Although her semi-successfult attempt to flee the scene may have spared her from a more severe penalty.
Twenty-three-year old Vanessa Marie Yanez was reportedly driving home when she collided with 60-year old postal worker Jesse Dotson as he was riding into work on Gardena’s El Segundo Blvd in June of last year. Yanez fled the scene, leaving Dotson bleeding in the street; he died in a local hospital a few days later.
The daughter of a veteran LAPD sergeant, Yanez reported the car stolen to the Huntington Park police the next day. However, an alert HPPD officer put two-and-two together after seeing news reports of the collision, and contacted Gardena police to report Yanez as a suspect.
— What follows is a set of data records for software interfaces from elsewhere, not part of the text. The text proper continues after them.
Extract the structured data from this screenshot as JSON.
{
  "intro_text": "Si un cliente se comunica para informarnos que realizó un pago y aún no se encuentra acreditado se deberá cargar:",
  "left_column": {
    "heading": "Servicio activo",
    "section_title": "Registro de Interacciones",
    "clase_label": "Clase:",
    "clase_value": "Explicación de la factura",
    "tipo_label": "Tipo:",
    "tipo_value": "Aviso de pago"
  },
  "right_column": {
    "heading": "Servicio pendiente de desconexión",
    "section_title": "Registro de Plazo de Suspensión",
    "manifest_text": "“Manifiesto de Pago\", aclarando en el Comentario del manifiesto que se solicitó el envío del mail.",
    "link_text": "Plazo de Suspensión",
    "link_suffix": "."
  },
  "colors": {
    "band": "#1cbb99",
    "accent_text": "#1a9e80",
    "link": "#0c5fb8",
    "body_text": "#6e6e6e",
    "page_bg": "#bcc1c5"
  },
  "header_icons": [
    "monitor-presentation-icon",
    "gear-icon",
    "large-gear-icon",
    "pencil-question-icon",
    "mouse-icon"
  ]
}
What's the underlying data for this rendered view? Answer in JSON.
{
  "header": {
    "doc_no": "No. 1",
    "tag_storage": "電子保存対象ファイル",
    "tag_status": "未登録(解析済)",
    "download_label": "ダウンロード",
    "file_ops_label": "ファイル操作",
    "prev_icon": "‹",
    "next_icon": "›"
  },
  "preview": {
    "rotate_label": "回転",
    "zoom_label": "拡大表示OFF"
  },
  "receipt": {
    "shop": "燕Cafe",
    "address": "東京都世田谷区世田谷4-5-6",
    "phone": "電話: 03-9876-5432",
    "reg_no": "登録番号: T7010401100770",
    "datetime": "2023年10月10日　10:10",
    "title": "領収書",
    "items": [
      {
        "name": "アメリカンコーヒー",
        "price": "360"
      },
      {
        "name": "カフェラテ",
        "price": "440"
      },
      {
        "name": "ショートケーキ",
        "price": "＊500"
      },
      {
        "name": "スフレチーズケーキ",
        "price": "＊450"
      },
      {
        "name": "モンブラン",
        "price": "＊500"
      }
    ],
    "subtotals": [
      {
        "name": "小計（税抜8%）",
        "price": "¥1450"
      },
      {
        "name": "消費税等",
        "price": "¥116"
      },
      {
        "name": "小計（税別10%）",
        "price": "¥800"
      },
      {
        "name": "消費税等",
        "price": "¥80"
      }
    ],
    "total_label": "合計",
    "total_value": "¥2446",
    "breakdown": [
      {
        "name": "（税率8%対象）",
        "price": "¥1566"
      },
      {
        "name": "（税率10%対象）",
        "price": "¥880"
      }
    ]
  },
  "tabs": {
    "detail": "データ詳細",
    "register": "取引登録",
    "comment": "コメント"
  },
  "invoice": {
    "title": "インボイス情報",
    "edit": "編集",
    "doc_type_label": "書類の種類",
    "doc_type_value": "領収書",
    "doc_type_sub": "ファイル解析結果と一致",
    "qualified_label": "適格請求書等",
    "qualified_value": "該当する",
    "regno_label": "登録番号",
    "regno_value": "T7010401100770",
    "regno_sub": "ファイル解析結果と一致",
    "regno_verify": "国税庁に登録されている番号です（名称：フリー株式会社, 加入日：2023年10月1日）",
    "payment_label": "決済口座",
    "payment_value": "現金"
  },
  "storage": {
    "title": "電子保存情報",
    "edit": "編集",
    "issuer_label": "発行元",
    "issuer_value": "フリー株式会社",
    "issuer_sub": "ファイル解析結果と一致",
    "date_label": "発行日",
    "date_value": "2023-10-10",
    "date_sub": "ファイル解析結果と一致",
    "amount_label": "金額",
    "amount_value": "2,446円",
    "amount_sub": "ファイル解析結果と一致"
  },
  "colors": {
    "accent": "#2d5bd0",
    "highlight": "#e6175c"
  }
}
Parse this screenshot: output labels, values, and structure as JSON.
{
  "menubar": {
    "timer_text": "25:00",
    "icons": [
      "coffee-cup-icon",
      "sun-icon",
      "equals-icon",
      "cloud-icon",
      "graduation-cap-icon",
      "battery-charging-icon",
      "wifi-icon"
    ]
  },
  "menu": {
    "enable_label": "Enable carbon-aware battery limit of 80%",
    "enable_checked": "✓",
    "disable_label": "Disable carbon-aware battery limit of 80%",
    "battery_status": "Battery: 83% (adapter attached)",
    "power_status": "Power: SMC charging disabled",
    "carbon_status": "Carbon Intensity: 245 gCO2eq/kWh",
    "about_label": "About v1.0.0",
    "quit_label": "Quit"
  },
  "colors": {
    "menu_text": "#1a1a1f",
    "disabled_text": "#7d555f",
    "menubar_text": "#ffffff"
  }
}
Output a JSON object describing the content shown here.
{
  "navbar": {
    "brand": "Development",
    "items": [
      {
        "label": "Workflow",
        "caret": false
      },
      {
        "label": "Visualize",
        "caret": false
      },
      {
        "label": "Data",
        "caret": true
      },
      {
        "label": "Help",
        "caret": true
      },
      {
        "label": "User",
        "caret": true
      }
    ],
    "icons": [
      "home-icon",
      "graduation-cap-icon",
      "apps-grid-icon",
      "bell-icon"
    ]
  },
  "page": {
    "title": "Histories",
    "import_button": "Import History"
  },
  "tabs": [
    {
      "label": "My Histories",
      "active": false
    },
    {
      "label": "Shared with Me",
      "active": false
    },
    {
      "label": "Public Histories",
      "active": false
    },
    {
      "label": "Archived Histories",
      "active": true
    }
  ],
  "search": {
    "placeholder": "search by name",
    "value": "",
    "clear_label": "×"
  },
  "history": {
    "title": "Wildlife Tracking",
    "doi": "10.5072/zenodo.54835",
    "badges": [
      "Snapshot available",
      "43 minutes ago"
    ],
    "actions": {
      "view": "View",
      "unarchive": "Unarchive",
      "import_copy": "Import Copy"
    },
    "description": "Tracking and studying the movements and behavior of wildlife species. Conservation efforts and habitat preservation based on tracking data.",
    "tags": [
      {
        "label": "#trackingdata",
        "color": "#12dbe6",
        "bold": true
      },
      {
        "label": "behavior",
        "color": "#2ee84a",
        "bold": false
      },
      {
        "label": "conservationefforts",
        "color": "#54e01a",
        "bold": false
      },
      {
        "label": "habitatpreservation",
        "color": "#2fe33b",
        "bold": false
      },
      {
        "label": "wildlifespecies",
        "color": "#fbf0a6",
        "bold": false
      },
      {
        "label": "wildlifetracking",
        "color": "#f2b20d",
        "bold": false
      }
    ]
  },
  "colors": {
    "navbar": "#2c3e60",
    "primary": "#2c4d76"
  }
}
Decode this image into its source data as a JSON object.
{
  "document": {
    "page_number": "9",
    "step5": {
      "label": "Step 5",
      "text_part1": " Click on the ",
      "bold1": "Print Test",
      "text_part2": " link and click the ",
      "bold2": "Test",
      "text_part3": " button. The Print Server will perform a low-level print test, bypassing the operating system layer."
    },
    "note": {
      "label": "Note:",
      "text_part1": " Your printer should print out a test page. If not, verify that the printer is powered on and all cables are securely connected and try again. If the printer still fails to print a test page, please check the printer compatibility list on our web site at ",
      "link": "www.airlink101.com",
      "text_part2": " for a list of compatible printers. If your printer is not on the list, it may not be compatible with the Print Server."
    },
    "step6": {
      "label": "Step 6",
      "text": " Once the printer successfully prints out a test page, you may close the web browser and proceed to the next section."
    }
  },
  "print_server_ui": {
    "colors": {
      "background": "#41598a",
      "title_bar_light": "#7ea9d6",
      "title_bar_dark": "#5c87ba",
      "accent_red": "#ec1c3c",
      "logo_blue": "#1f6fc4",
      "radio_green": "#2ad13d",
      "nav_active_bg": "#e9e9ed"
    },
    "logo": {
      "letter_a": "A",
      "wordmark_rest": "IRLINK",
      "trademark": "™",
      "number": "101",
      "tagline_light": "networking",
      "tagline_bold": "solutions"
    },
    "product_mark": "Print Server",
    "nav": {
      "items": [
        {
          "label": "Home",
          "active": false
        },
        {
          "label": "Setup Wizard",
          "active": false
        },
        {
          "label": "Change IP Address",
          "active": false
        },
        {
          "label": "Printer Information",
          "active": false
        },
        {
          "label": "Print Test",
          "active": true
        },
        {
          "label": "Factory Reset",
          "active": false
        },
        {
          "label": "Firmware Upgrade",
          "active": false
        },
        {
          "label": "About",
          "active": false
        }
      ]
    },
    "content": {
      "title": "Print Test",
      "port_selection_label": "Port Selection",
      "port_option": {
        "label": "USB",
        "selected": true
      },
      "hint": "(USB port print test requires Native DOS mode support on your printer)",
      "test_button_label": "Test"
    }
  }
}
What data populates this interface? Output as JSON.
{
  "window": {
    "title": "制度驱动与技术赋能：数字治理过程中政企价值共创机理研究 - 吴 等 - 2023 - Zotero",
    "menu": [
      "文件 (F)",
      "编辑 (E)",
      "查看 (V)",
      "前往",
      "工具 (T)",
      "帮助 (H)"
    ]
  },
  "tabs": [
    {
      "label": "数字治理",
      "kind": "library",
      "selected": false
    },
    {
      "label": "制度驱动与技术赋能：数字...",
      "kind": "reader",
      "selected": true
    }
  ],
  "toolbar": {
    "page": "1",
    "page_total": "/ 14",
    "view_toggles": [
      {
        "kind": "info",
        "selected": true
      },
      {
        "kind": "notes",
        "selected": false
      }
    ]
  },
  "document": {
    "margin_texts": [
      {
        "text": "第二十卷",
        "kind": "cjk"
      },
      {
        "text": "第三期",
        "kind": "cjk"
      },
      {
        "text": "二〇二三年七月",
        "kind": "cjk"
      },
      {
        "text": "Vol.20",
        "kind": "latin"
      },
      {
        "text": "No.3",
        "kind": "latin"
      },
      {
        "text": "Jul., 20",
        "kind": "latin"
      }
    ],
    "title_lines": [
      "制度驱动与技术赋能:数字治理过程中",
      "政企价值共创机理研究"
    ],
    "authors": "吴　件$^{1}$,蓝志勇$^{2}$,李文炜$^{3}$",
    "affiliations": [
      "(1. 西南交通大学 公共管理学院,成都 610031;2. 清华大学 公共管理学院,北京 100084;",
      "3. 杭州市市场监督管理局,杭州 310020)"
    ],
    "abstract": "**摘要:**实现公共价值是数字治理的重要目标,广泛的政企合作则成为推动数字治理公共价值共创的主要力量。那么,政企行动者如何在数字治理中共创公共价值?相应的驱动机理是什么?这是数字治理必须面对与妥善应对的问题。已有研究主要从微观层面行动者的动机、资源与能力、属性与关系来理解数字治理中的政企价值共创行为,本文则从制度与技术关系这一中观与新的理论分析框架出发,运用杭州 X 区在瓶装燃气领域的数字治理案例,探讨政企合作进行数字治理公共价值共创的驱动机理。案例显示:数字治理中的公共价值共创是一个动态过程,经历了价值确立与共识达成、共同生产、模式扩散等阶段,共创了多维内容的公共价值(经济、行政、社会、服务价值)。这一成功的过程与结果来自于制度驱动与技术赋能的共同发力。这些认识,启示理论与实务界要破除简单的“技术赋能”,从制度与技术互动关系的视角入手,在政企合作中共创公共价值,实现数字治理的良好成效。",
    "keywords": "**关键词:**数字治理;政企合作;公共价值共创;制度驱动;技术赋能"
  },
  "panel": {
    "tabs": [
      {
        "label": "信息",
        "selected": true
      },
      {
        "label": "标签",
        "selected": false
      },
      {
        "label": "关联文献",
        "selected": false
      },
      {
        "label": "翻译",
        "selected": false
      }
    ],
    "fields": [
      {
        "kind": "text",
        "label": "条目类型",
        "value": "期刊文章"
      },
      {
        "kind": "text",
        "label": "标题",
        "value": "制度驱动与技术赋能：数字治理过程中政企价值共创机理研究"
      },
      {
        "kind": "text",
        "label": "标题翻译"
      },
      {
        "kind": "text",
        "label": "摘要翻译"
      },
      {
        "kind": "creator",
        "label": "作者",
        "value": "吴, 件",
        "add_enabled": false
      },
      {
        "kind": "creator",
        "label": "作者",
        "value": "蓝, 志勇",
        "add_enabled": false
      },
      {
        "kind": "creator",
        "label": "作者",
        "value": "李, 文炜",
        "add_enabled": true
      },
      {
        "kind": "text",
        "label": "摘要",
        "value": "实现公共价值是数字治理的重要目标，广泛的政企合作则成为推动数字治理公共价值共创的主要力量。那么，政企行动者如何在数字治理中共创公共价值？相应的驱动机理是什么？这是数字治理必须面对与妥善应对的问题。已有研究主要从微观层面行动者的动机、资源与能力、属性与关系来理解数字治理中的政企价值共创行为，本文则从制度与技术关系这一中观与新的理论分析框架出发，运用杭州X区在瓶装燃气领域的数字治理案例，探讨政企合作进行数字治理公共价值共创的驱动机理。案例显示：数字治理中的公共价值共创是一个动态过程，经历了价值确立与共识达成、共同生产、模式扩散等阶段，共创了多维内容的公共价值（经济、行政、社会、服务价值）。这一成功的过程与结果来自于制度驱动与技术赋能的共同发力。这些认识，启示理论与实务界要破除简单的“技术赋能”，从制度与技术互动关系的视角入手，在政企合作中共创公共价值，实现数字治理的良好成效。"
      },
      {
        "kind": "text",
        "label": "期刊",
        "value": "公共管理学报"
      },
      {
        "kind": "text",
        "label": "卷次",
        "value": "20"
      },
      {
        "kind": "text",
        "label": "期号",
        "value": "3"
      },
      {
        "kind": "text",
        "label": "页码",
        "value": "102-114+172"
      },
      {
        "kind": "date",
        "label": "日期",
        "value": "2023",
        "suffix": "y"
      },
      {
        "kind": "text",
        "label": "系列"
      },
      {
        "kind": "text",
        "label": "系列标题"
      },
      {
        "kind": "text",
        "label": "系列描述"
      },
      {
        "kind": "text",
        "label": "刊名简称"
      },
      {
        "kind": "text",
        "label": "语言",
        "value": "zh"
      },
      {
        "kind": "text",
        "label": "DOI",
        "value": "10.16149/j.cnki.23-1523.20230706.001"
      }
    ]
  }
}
Her car was found, complete with shattered windshield, still at the home she shared with her father, less than a mile from the scene of the collision. KNBC-4 later reported she told police she had been drinking before the wreck; if true, fleeing the scene would have given her time to sober up before her arrest.
She was arrested on suspicion of manslaughter, perjury, filing a false police report and felony hit-and-run.
Gardena police initially said her father, Sgt. Arturo Yanez, could face charges if it was shown that he had knowledge of his daughter’s actions or was involved in the attempted cover-up. No such charges were ever filed, though, even though it’s hard to understand how such an experienced officer would be unaware of what was happening under his own roof.
There were also reports that he could face an internal investigation with the LAPD; however, such investigations are considered personnel matters, and the results are unlikely to ever be made public.
Today, the LA District Attorney’s office announced (pdf) that Vanessa Yanez had changed her plea to no contest on three counts — a felony charge of leaving the scene of an accident, felony perjury, and misdemeanor vehicular manslaughter. She is expected to be sentenced to two years in state prison on September 25th.
The sentence seems light under the circumstances, suggesting she accepted a plea deal in exchange for a lighter sentence, as usually happens in traffic cases.
However, light sentences do little to stem the epidemic of hit-and-runs. And her sentence would have undoubtedly been much stiffer if it could have been shown that she was under the influence when she hit Dotson.
Which is just one more reason why the penalty for hit-and-run should be stiffened to match the penalties for drunk driving and remove the incentive for intoxicated drivers to flee the scene.
Correction: This story initially said Yanez had pled guilty; it has been amended to reflect her actual plea of no contest.